DDN Magazine March 2023 DDN March_2023 - Page 16


An effective workforce needs high quality training . We need to look at staff training urgently if we ’ re going to tackle a skills deficit fuelled by underinvestment and lockdown , says Kevin Flemen

This is my twentieth year working fulltime as an independent trainer in the drug sector . Two decades of flipcharts , the odour of marker pens and the slow shift of technology from OHPs , through projectors to Plasma TVs and Zoom training . In that time I ’ ve gone from the full-scale training lunch menu in hotels to half a packet of biscuits in a training room with no working heating !

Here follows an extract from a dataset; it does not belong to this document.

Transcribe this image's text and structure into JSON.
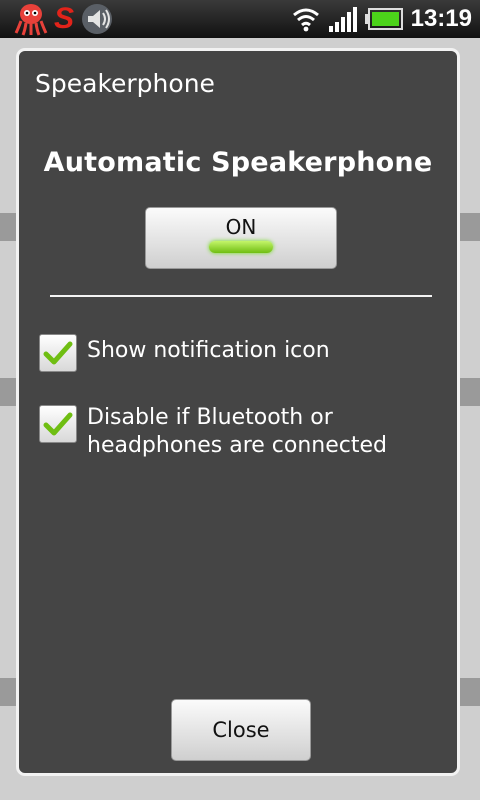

I ’ ve survived austerity , COVID lockdowns and more Home Office drugs ministers and drug strategies than I care to remember . I dread to think how many trees ’ worth of flipcharts I ’ ve gone through or how much coffee I ’ ve drunk . I ’ ve also never been busier . People looking to book training now are crestfallen when I say that I ’ ll probably be booking them in for March … 2024 .
EXPERIENCE DEFICIT While it ’ s good to be busy , it ’ s not ideal . As a sector the gap between training need and halfway decent trainers to deliver it has never been greater . This has serious implications for any expansion of services or enhanced delivery . The days when there were so many trainers out there that they had their own supplement in DDN are long gone .
The need has grown in part due to COVID . The sector , which had been losing workers rapidly anyway , lost still more during lockdown , and so many of these were older experienced workers who took with them years of knowledge . Posts were frozen and then as lockdown continued , recruitment resumed . But as numerous services will attest , it ’ s not always easy to recruit staff , especially those with experience and especially outside urban areas . I ’ ve had so many people on courses who are recent graduates , have changed careers or have limited experience in a related sector .
These workers in a normal working environment would learn on the job – shadowing , team meetings , supervision , training sessions and conversations with colleagues in the kitchen . But being recruited in lockdown , they had no chance to do these things . There might be some reading material , videos online and dialling into meetings on Teams . Some did lots of their own background reading , looked things up and did their best to figure it out . But in short-staffed services with high caseloads , these new workers were needed quickly and so were seeing clients . In lockdown this was likely to mean seeing people online , with no chance to shadow or nip to ask a colleague ’ s advice .
COMPLEX CASES No surprise then that some of these workers left within months . They hadn ’ t been recruited with the required skills and weren ’ t properly trained . Given complex cases with limited training and support they felt under-skilled , unsupported and anxious about doing the wrong thing . The relief of those attending live training sessions ( whether online or faceto-face ) was palpable .
Trainers too have had to learn and adapt . Whether it ’ s getting to grips with online training platforms , investing in new equipment , or getting back to training in the real world against
MangoStar _ Studio